**Task directions:**
Exactly reproduce each entry, leaving out nothing.

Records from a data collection
══════

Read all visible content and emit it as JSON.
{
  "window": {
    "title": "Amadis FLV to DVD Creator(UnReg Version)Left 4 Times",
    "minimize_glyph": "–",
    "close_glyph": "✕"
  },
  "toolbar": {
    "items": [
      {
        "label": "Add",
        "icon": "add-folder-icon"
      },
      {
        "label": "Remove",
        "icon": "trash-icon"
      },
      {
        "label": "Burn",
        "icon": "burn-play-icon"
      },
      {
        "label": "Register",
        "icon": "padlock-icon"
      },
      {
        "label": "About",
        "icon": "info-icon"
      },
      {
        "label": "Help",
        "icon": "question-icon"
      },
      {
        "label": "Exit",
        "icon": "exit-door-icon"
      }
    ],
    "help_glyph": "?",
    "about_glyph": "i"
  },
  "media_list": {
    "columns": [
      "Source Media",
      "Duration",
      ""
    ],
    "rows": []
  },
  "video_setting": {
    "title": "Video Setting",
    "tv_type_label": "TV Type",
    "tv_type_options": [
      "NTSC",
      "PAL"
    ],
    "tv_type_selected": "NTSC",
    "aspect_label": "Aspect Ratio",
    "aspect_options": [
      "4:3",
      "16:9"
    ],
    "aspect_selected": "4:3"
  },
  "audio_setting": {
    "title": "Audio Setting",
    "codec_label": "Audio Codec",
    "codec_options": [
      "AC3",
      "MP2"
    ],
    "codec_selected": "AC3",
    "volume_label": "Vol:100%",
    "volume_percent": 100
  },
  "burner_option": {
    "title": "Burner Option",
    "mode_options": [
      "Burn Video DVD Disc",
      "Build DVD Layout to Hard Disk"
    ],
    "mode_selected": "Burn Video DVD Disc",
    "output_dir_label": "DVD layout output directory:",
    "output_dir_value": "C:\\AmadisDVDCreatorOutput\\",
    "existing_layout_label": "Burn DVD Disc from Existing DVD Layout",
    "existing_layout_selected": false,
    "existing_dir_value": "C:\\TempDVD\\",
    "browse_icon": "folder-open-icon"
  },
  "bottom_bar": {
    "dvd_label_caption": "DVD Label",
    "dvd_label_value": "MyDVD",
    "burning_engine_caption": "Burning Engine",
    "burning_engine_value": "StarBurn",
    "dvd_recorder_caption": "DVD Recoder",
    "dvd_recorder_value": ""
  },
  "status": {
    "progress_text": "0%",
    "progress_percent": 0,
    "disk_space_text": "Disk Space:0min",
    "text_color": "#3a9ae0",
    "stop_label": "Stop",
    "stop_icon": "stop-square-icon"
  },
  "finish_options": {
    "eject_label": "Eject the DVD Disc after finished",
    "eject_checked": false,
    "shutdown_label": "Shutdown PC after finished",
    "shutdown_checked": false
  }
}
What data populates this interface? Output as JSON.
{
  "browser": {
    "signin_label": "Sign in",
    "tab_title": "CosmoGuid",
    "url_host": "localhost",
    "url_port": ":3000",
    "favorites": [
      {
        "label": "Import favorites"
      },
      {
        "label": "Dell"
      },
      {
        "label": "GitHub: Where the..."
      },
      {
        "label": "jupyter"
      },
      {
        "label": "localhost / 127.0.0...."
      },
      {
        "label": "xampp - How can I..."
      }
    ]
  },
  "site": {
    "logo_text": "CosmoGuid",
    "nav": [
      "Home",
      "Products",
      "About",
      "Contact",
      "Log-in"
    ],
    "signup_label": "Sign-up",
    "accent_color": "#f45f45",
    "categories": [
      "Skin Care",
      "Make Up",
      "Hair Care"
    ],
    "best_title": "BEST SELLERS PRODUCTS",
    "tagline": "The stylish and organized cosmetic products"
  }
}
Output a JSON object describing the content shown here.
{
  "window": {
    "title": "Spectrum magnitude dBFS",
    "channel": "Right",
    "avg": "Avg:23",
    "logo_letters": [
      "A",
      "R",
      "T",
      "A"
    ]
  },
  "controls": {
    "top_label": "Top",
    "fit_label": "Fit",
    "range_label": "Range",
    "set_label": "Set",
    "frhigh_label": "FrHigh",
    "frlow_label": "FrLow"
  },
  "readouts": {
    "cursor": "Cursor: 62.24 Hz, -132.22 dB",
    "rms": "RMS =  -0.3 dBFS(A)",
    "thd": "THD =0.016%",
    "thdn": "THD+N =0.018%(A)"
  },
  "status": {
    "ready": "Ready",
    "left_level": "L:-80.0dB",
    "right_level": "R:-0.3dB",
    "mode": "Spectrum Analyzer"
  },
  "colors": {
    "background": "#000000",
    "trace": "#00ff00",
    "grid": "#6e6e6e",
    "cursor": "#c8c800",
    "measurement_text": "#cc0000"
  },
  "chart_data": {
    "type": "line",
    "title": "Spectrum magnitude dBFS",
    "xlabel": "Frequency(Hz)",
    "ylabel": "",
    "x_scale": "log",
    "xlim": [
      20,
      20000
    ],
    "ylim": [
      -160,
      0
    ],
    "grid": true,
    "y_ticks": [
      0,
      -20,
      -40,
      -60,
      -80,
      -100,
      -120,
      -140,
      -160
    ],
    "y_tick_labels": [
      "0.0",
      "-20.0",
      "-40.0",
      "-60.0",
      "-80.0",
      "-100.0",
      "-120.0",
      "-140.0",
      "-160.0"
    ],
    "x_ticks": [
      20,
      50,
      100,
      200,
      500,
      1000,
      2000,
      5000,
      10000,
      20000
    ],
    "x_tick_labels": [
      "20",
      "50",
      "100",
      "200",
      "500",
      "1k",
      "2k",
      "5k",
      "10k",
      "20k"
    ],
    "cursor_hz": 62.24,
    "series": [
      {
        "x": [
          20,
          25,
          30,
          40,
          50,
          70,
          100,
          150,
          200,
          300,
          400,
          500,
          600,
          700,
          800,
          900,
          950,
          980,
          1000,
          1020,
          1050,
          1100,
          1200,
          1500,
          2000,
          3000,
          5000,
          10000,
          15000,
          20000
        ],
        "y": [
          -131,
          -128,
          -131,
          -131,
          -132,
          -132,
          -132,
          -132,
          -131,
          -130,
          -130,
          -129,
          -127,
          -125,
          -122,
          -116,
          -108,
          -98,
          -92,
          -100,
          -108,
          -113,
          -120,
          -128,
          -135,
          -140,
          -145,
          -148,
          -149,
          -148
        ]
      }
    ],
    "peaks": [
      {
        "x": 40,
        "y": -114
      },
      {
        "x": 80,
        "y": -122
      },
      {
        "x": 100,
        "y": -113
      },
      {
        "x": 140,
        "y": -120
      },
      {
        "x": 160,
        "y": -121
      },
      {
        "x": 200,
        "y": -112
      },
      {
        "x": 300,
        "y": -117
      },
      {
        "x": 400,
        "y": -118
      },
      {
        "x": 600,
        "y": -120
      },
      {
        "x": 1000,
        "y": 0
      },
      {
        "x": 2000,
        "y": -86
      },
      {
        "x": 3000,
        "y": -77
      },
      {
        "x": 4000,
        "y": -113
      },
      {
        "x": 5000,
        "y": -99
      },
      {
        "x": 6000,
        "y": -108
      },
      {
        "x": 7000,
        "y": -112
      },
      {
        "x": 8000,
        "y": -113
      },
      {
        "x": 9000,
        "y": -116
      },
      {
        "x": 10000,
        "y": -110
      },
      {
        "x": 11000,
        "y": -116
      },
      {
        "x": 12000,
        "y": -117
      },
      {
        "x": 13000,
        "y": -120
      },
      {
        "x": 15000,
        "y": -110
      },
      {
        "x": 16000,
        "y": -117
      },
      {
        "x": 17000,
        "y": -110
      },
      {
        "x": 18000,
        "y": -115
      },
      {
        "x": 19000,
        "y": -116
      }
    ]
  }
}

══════

**Response to this exercise:**
Read all visible content and emit it as JSON.
{
  "window": {
    "title": "Amadis FLV to DVD Creator(UnReg Version)Left 4 Times",
    "minimize_glyph": "–",
    "close_glyph": "✕"
  },
  "toolbar": {
    "items": [
      {
        "label": "Add",
        "icon": "add-folder-icon"
      },
      {
        "label": "Remove",
        "icon": "trash-icon"
      },
      {
        "label": "Burn",
        "icon": "burn-play-icon"
      },
      {
        "label": "Register",
        "icon": "padlock-icon"
      },
      {
        "label": "About",
        "icon": "info-icon"
      },
      {
        "label": "Help",
        "icon": "question-icon"
      },
      {
        "label": "Exit",
        "icon": "exit-door-icon"
      }
    ],
    "help_glyph": "?",
    "about_glyph": "i"
  },
  "media_list": {
    "columns": [
      "Source Media",
      "Duration",
      ""
    ],
    "rows": []
  },
  "video_setting": {
    "title": "Video Setting",
    "tv_type_label": "TV Type",
    "tv_type_options": [
      "NTSC",
      "PAL"
    ],
    "tv_type_selected": "NTSC",
    "aspect_label": "Aspect Ratio",
    "aspect_options": [
      "4:3",
      "16:9"
    ],
    "aspect_selected": "4:3"
  },
  "audio_setting": {
    "title": "Audio Setting",
    "codec_label": "Audio Codec",
    "codec_options": [
      "AC3",
      "MP2"
    ],
    "codec_selected": "AC3",
    "volume_label": "Vol:100%",
    "volume_percent": 100
  },
  "burner_option": {
    "title": "Burner Option",
    "mode_options": [
      "Burn Video DVD Disc",
      "Build DVD Layout to Hard Disk"
    ],
    "mode_selected": "Burn Video DVD Disc",
    "output_dir_label": "DVD layout output directory:",
    "output_dir_value": "C:\\AmadisDVDCreatorOutput\\",
    "existing_layout_label": "Burn DVD Disc from Existing DVD Layout",
    "existing_layout_selected": false,
    "existing_dir_value": "C:\\TempDVD\\",
    "browse_icon": "folder-open-icon"
  },
  "bottom_bar": {
    "dvd_label_caption": "DVD Label",
    "dvd_label_value": "MyDVD",
    "burning_engine_caption": "Burning Engine",
    "burning_engine_value": "StarBurn",
    "dvd_recorder_caption": "DVD Recoder",
    "dvd_recorder_value": ""
  },
  "status": {
    "progress_text": "0%",
    "progress_percent": 0,
    "disk_space_text": "Disk Space:0min",
    "text_color": "#3a9ae0",
    "stop_label": "Stop",
    "stop_icon": "stop-square-icon"
  },
  "finish_options": {
    "eject_label": "Eject the DVD Disc after finished",
    "eject_checked": false,
    "shutdown_label": "Shutdown PC after finished",
    "shutdown_checked": false
  }
}
What data populates this interface? Output as JSON.
{
  "browser": {
    "signin_label": "Sign in",
    "tab_title": "CosmoGuid",
    "url_host": "localhost",
    "url_port": ":3000",
    "favorites": [
      {
        "label": "Import favorites"
      },
      {
        "label": "Dell"
      },
      {
        "label": "GitHub: Where the..."
      },
      {
        "label": "jupyter"
      },
      {
        "label": "localhost / 127.0.0...."
      },
      {
        "label": "xampp - How can I..."
      }
    ]
  },
  "site": {
    "logo_text": "CosmoGuid",
    "nav": [
      "Home",
      "Products",
      "About",
      "Contact",
      "Log-in"
    ],
    "signup_label": "Sign-up",
    "accent_color": "#f45f45",
    "categories": [
      "Skin Care",
      "Make Up",
      "Hair Care"
    ],
    "best_title": "BEST SELLERS PRODUCTS",
    "tagline": "The stylish and organized cosmetic products"
  }
}
Output a JSON object describing the content shown here.
{
  "window": {
    "title": "Spectrum magnitude dBFS",
    "channel": "Right",
    "avg": "Avg:23",
    "logo_letters": [
      "A",
      "R",
      "T",
      "A"
    ]
  },
  "controls": {
    "top_label": "Top",
    "fit_label": "Fit",
    "range_label": "Range",
    "set_label": "Set",
    "frhigh_label": "FrHigh",
    "frlow_label": "FrLow"
  },
  "readouts": {
    "cursor": "Cursor: 62.24 Hz, -132.22 dB",
    "rms": "RMS =  -0.3 dBFS(A)",
    "thd": "THD =0.016%",
    "thdn": "THD+N =0.018%(A)"
  },
  "status": {
    "ready": "Ready",
    "left_level": "L:-80.0dB",
    "right_level": "R:-0.3dB",
    "mode": "Spectrum Analyzer"
  },
  "colors": {
    "background": "#000000",
    "trace": "#00ff00",
    "grid": "#6e6e6e",
    "cursor": "#c8c800",
    "measurement_text": "#cc0000"
  },
  "chart_data": {
    "type": "line",
    "title": "Spectrum magnitude dBFS",
    "xlabel": "Frequency(Hz)",
    "ylabel": "",
    "x_scale": "log",
    "xlim": [
      20,
      20000
    ],
    "ylim": [
      -160,
      0
    ],
    "grid": true,
    "y_ticks": [
      0,
      -20,
      -40,
      -60,
      -80,
      -100,
      -120,
      -140,
      -160
    ],
    "y_tick_labels": [
      "0.0",
      "-20.0",
      "-40.0",
      "-60.0",
      "-80.0",
      "-100.0",
      "-120.0",
      "-140.0",
      "-160.0"
    ],
    "x_ticks": [
      20,
      50,
      100,
      200,
      500,
      1000,
      2000,
      5000,
      10000,
      20000
    ],
    "x_tick_labels": [
      "20",
      "50",
      "100",
      "200",
      "500",
      "1k",
      "2k",
      "5k",
      "10k",
      "20k"
    ],
    "cursor_hz": 62.24,
    "series": [
      {
        "x": [
          20,
          25,
          30,
          40,
          50,
          70,
          100,
          150,
          200,
          300,
          400,
          500,
          600,
          700,
          800,
          900,
          950,
          980,
          1000,
          1020,
          1050,
          1100,
          1200,
          1500,
          2000,
          3000,
          5000,
          10000,
          15000,
          20000
        ],
        "y": [
          -131,
          -128,
          -131,
          -131,
          -132,
          -132,
          -132,
          -132,
          -131,
          -130,
          -130,
          -129,
          -127,
          -125,
          -122,
          -116,
          -108,
          -98,
          -92,
          -100,
          -108,
          -113,
          -120,
          -128,
          -135,
          -140,
          -145,
          -148,
          -149,
          -148
        ]
      }
    ],
    "peaks": [
      {
        "x": 40,
        "y": -114
      },
      {
        "x": 80,
        "y": -122
      },
      {
        "x": 100,
        "y": -113
      },
      {
        "x": 140,
        "y": -120
      },
      {
        "x": 160,
        "y": -121
      },
      {
        "x": 200,
        "y": -112
      },
      {
        "x": 300,
        "y": -117
      },
      {
        "x": 400,
        "y": -118
      },
      {
        "x": 600,
        "y": -120
      },
      {
        "x": 1000,
        "y": 0
      },
      {
        "x": 2000,
        "y": -86
      },
      {
        "x": 3000,
        "y": -77
      },
      {
        "x": 4000,
        "y": -113
      },
      {
        "x": 5000,
        "y": -99
      },
      {
        "x": 6000,
        "y": -108
      },
      {
        "x": 7000,
        "y": -112
      },
      {
        "x": 8000,
        "y": -113
      },
      {
        "x": 9000,
        "y": -116
      },
      {
        "x": 10000,
        "y": -110
      },
      {
        "x": 11000,
        "y": -116
      },
      {
        "x": 12000,
        "y": -117
      },
      {
        "x": 13000,
        "y": -120
      },
      {
        "x": 15000,
        "y": -110
      },
      {
        "x": 16000,
        "y": -117
      },
      {
        "x": 17000,
        "y": -110
      },
      {
        "x": 18000,
        "y": -115
      },
      {
        "x": 19000,
        "y": -116
      }
    ]
  }
}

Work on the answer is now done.